Tod Roy, the psychologist who originally diagnosed Manson in 1997, agreed at the time not to publish the materials from his evaluation until after Manson’s death.
Northwestern psychologist Alan Friedman and others recently published a paper saying the late criminal’s symptoms “were consistent with bipolar illness,” the Sun-Times reports.
“There has always been this controversy: Was he schizophrenic?” Friedman told the newspaper. “We found he was more on the manic end of the spectrum. He was an aggressive guy — antisocial, narcissistic, a psychopath.”
Manson didn’t demonstrate hallmarks of schizophrenia such as despair and feelings of alienation, Friedman said. [Chicago Sun-Times]
The 12,000 jobs cut represents about 6% of Google’s global workforce, NPR reports. Affected employees in the U.S. were notified Friday morning, while layoffs in other countries will take longer because of local labor laws, according to Google CEO Sundar Pichai.
It’s not clear how many of the job cuts were in the U.S. or in Chicago, where Google plans to buy and renovate the Thompson center in the Loop.
Tech companies including Microsoft, Amazon and Salesforce have been announcing massive layoffs throughout January.
As NPR reports: “The companies say they hired rapidly during the pandemic and now have to make serious cuts amid an uncertain economy.” [NPR]
Photographer Marty Perez has been capturing musicians on and off stages for decades. And his new book, Kill a Punk for Rock & Roll, highlights rock and blues in Chicago, Mark Guarino writes for WBEZ.
The photos not only show intimate moments, but all serve as time machines to the city’s long-shuttered music venues, including the Chicago Stadium, Lounge Ax and B.L.U.E.S. on Halsted.
Perez told WBEZ the stories behind seven of the photos. [WBEZ]
Here’s what else is happening
Cook County Commissioner Sean Morrison took $300K from a nonprofit linked to billionaire Ken Griffin. [Chicago Sun-Times]
T-Mobile says a data breach exposed 37 million customers’ personal data. [NPR]
Illinois is being sued for holding foster children in jail because of a lack of housing. [Illinois Answers Project]
Sunday is the beginning of Lunar New Year. Chefs around the U.S. shared what dishes they’re making to celebrate. [NPR]
Oh, and one more thing …
Are you a big fan of puppetry? It turns out Chicago is considered an international center for the art form.
The Chicago International Puppet Festival started this week and is the largest in North America, featuring more than 100 performances and artists from 10 countries, the Tribune reports.
Shows continue through Jan. 29 at venues throughout the city.
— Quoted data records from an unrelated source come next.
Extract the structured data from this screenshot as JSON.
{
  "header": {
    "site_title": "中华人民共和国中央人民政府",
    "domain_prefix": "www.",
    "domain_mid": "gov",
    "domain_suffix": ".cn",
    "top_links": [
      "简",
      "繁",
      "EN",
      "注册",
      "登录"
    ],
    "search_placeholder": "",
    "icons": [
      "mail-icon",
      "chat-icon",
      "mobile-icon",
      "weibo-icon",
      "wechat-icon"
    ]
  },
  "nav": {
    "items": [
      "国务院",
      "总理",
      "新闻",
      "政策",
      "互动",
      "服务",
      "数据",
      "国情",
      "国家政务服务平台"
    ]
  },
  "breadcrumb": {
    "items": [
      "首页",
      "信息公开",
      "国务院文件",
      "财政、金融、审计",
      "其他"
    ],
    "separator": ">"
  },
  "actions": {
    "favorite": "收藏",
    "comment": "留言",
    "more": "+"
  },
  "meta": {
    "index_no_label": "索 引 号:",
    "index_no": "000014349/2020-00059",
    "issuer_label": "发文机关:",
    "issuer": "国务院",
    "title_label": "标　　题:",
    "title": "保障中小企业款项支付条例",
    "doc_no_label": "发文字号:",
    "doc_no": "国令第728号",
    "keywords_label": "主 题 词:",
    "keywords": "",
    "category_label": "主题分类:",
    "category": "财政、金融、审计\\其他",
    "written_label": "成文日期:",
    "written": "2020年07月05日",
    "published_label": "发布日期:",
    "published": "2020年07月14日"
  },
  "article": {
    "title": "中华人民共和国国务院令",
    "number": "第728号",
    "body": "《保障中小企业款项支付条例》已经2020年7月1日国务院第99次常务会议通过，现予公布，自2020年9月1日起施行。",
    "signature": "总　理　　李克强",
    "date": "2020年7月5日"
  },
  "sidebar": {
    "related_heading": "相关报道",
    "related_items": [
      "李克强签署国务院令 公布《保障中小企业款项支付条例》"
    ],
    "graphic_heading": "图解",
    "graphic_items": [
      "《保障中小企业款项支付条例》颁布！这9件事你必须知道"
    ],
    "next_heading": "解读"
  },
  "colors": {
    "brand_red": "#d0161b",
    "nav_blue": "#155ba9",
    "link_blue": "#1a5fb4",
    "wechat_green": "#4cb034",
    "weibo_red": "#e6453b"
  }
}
There will also be exhibits, seminars, workshops and a pop-up store by the Wrigley Building. [Chicago Tribune]
Tell me something good …
What are some ways you are making the most out of this winter? Are you trying anything new? Picking up hobbies?
“My father recently passed and as we were cleaning out his ratty garage I found my circa 1972 Lionel train set, in poor condition. I’ve begun trying to clean and repair everything which may develop into a new (expensive) hobby as I head into my 60s.”
Thanks for all your responses this week. I’m sorry we couldn’t share them all, but it was great hearing from everyone.